─── DATA TO USE
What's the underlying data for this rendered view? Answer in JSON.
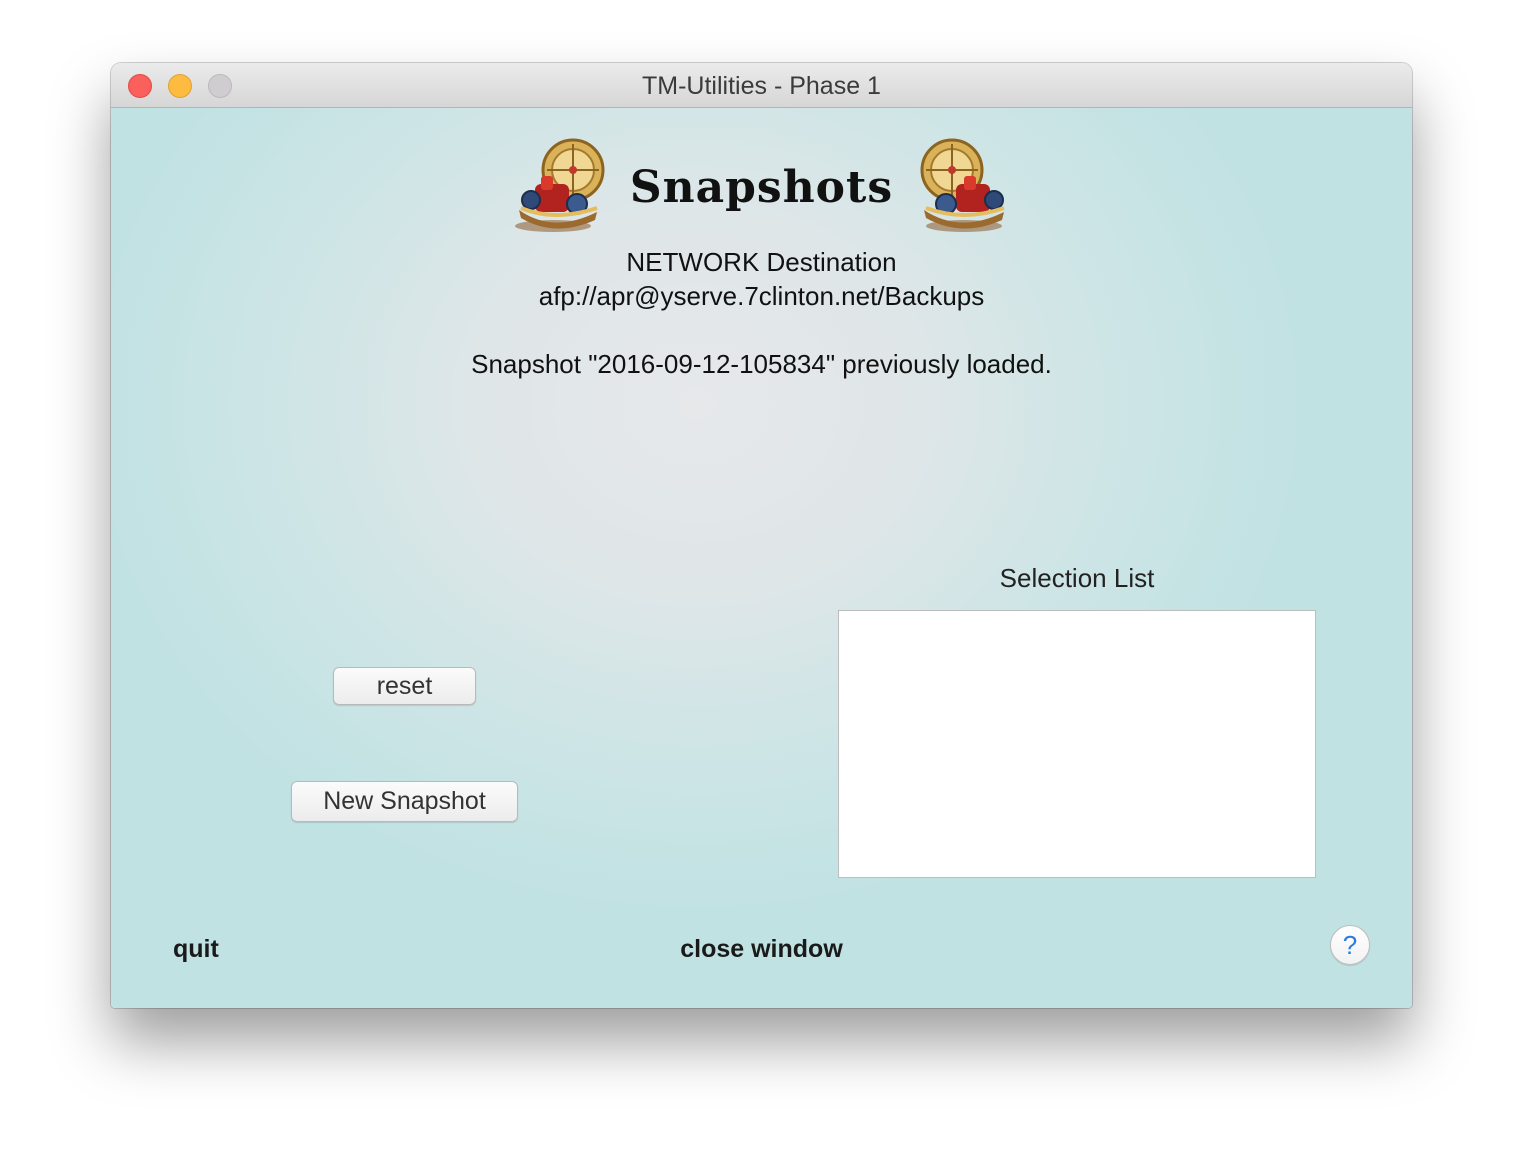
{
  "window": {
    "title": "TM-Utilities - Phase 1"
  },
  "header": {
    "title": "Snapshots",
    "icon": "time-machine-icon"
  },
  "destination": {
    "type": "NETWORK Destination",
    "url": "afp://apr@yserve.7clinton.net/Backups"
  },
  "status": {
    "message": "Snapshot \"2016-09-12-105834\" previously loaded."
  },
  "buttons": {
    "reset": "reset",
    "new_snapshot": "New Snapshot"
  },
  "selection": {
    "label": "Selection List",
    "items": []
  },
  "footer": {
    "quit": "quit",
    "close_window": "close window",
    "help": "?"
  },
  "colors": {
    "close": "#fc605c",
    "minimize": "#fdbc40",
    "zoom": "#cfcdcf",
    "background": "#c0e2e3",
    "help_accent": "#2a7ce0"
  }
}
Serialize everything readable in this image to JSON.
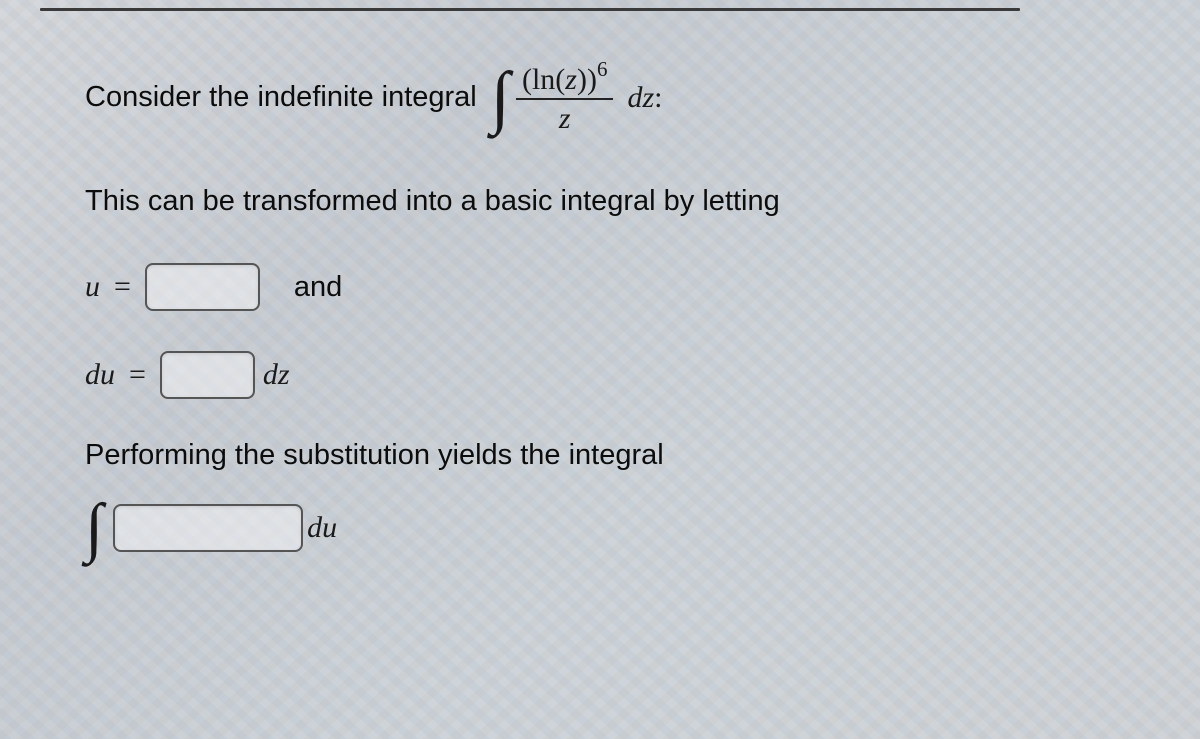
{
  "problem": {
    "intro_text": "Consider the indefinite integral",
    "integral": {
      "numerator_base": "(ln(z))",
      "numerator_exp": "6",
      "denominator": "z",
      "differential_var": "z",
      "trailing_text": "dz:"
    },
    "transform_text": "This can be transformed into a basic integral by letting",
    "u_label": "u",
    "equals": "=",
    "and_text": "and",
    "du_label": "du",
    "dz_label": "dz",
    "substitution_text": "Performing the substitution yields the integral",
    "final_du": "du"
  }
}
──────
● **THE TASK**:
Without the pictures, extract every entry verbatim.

● **PROBLEM SOLUTION**:
What's the underlying data for this rendered view? Answer in JSON.
{
  "window": {
    "title": "TM-Utilities - Phase 1"
  },
  "header": {
    "title": "Snapshots",
    "icon": "time-machine-icon"
  },
  "destination": {
    "type": "NETWORK Destination",
    "url": "afp://apr@yserve.7clinton.net/Backups"
  },
  "status": {
    "message": "Snapshot \"2016-09-12-105834\" previously loaded."
  },
  "buttons": {
    "reset": "reset",
    "new_snapshot": "New Snapshot"
  },
  "selection": {
    "label": "Selection List",
    "items": []
  },
  "footer": {
    "quit": "quit",
    "close_window": "close window",
    "help": "?"
  },
  "colors": {
    "close": "#fc605c",
    "minimize": "#fdbc40",
    "zoom": "#cfcdcf",
    "background": "#c0e2e3",
    "help_accent": "#2a7ce0"
  }
}
Serialize everything readable in this image to JSON.
{
  "problem": {
    "intro_text": "Consider the indefinite integral",
    "integral": {
      "numerator_base": "(ln(z))",
      "numerator_exp": "6",
      "denominator": "z",
      "differential_var": "z",
      "trailing_text": "dz:"
    },
    "transform_text": "This can be transformed into a basic integral by letting",
    "u_label": "u",
    "equals": "=",
    "and_text": "and",
    "du_label": "du",
    "dz_label": "dz",
    "substitution_text": "Performing the substitution yields the integral",
    "final_du": "du"
  }
}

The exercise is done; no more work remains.